To them, it's not about racism, or even about race. They see everything as a culture war in which their culture is not accorded respect, as Mike Huckabee puts it in his most recent book:
In Huckabee’s world, America’s political divide isn’t red versus blue. It’s “Bubba-ville” versus “Bubble-ville.” Huckabee makes it crystal clear that Bubble-ville’s inhabitants are America’s self-aggrandizing, out-of-touch coastal elitists who share President Obama’s notion that those who inhabit Bubba-ville are to be viewed as little more than “bitter clingers” for daring to enjoy their guns and their God as well as a down-home, family-oriented lifestyle that includes fried foods (gasp!) and the sharing of simple truths that more often than not elude the highly educated Ivy League types Huckabee takes exception with.To white Southerners, there's no clear point where this "Bubba" culture ends and Southern "heritage" begins -- it's all part of the same "traditional" worldview, which, they believe "elitists" hold in contempt.

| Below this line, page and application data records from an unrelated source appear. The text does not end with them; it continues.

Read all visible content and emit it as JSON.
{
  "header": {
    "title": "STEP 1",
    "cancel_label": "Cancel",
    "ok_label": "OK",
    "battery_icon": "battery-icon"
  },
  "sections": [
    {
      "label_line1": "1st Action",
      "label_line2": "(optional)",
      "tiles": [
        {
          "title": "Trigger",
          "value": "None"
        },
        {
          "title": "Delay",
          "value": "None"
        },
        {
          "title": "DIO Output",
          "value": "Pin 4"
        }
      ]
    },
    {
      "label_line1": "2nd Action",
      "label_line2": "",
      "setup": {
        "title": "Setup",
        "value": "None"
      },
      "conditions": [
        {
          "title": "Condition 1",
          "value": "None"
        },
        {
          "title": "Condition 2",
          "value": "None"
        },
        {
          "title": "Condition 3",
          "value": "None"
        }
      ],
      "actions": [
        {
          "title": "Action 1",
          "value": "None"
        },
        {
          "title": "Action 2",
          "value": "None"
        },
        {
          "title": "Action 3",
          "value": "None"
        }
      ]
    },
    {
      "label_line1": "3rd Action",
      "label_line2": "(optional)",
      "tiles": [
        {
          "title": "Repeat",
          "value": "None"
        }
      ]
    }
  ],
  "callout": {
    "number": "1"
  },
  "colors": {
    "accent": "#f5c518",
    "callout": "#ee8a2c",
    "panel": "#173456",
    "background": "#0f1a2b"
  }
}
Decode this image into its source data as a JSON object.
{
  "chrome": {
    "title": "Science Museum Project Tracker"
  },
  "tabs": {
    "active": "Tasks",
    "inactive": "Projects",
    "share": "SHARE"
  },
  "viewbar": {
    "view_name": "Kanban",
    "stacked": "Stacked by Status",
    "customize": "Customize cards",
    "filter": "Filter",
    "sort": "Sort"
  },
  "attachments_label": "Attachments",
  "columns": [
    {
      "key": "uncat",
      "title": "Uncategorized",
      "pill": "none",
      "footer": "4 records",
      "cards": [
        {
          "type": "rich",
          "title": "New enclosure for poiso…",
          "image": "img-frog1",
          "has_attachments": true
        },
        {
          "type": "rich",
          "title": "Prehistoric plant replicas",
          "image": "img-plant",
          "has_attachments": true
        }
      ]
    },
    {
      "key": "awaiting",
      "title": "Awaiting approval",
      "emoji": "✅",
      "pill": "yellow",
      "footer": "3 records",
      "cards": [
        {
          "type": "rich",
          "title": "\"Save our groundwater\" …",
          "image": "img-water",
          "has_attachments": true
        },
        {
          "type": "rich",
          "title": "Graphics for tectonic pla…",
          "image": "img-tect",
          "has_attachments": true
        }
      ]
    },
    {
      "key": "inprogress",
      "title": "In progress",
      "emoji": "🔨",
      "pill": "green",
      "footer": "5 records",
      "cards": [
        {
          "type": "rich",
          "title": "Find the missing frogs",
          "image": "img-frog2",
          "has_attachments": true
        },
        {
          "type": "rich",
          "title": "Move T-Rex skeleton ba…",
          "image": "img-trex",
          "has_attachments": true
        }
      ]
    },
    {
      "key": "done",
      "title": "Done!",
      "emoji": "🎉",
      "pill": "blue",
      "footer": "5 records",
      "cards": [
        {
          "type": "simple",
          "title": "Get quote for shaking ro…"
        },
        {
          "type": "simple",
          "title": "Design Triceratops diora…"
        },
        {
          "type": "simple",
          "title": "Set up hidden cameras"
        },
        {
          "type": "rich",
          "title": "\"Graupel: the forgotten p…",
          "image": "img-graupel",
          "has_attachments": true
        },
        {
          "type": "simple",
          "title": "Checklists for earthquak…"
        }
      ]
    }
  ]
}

According to Huckabee, the principal divide between the two groups is the difference between a secular and religion-based approach to the world. “But as much as there is a great divide in this country between the ‘haves’ and the ‘have-nots,’ there is also a great chasm between the ‘believes and the believe- nots,’” Huckabee writes. “And increasingly the ‘believes’ in America have come to feel like cultural lepers --untouchable and undesirable -- and an embarrassment to their fellow Americans who equate the holding of traditional views on marriage, religion, family, patriotism, and even the rule of law and the Constitution with ignorance and superstition.” He further posits the “snobbery and bold bigotry” of the believe-nots is further amplified by their self-designation as ‘mainstream.’”
If there were a lot more of us than there were of them, I wouldn't care about this -- I'd say they have to suck it up and accept a world that needs to change, and that should have changed a lot faster. But their numbers are too big, and their level of resentment is too high already. This resentment already drives our politics -- what good will it do to inflame it even more?
So, yes, Beutler's idea is a good one -- but we're not ready for it. In the near term, it would only make things worse.